The improvement of living standards in interior China happened rapidly because it is a top priority of the Chinese government. State-Owned Enterprises and public-private partnerships, have built housing, added high-speed broadband, and improved infrastructure, including better roads, high-speed rail, and more airports. Improved infrastructure has enabled industry to move inland and benefit from lower-cost real estate and labor, and favorable tax policies.

At the same time, the major e-commerce platforms and other internet brands have developed online-offline ecosystems that equalize consumer access to products and services throughout much of the country. Today, residents the in many lower tier cities can often expect one-day delivery on brands they purchase on Alibaba’s Tmall, JD, and other major e-commerce sites.

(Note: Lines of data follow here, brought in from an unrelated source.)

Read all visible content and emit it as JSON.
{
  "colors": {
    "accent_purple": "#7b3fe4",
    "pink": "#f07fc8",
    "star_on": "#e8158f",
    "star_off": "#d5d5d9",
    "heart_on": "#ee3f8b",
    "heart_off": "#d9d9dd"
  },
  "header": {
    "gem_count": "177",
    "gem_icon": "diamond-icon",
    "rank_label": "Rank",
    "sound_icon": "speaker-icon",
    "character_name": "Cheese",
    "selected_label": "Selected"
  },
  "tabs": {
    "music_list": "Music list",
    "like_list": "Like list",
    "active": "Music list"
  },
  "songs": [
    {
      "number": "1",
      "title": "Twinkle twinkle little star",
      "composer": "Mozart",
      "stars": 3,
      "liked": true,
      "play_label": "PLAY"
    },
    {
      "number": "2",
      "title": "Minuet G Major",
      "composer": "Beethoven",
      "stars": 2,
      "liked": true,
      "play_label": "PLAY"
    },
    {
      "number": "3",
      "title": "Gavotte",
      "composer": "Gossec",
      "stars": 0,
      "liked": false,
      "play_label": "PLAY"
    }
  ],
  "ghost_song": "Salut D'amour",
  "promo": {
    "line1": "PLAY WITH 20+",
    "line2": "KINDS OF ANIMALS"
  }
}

In addition, both Alibaba and JD have launched businesses to streamline the movement of products from the manufacturer through to the final retailer destination. Greater efficiency in the supply chain results in comparable pricing in the lower and upper tier cities.

Along with these changes, the less stressful lifestyle in lower tier cities attracts inhabitants. Because daily commuting is faster, people have more personal time. Because of lower real estate costs, they can afford more living space. Couples in lower tier cities are more likely to have a second child than couples in upper tier cities.

Lower tier cities are expected to drive China’s population growth and the demand for certain categories, especially those related to raising children, a development with important implications for brands.

Actions for brand

success in lower tiers

  1. Understand local differences

Because of developments in e-commerce and distribution, lower and upper tier cities should become more comparable in product availability, service levels, and prices. However, brands need to remain mindful that consumer lifestyles differ according to city tier. Understanding those differences remains vital for brand success.

  1. Personalize communication

Communicating effectively with residents of lower tier cities requires understanding their distinctiveness. They are less transactional than upper-tier residents and prefer personalized, relationship-based shopping. Although many brands may not operate physical stores in lower tier cities, they still need to deliver an engaging experience with personalized messages and creative packaging.

  1. Premiumize when appropriate

It is no longer axiomatic that consumers in lower tier cities will shop price alone. Parents in lower tier cities are just as likely to want the best for their children and are often ready to pay for a higher-priced product when the premium is merited.

Case Study | Wuhan

Government incentives

stimulate economic

and population growth

The population of Wuhan, the capital of Hubei Province in central China, has increased over the past several years, reaching around 10.9 million, while population growth in Shanghai and Beijing has slowed or even declined, in part because of the high cost of living, but also because of government policies that control household registration. At the same time, the GDP growth rate of Wuhan is greater than the rate for Beijing, Shanghai, and Guangzhou.

To drive economic growth, and incentivize people to move to Wuhan, the local government intends to construct new housing and make it available to educated workers for 20 percent under market rates. In addition, the city has issued a schedule of recommended salaries that increase according to level of education.

College graduates would earn 50,000 yuan annually ($7,400), while individuals with doctoral degrees would receive 80,000 yuan ($11,800). (China’s GDP per capita is around $8,800, according to the World Bank.)

Wuhan outpaces upper tier cities in population growth…

Wuhan has increased in population over the past several years, while the population of Shanghai and Beijing has declined.

… And Wuhan outpaces upper tier cities in GDP growth…

The GDP growth rate of Wuhan is greater than the rate for Beijing, Shanghai, and Guangzhou.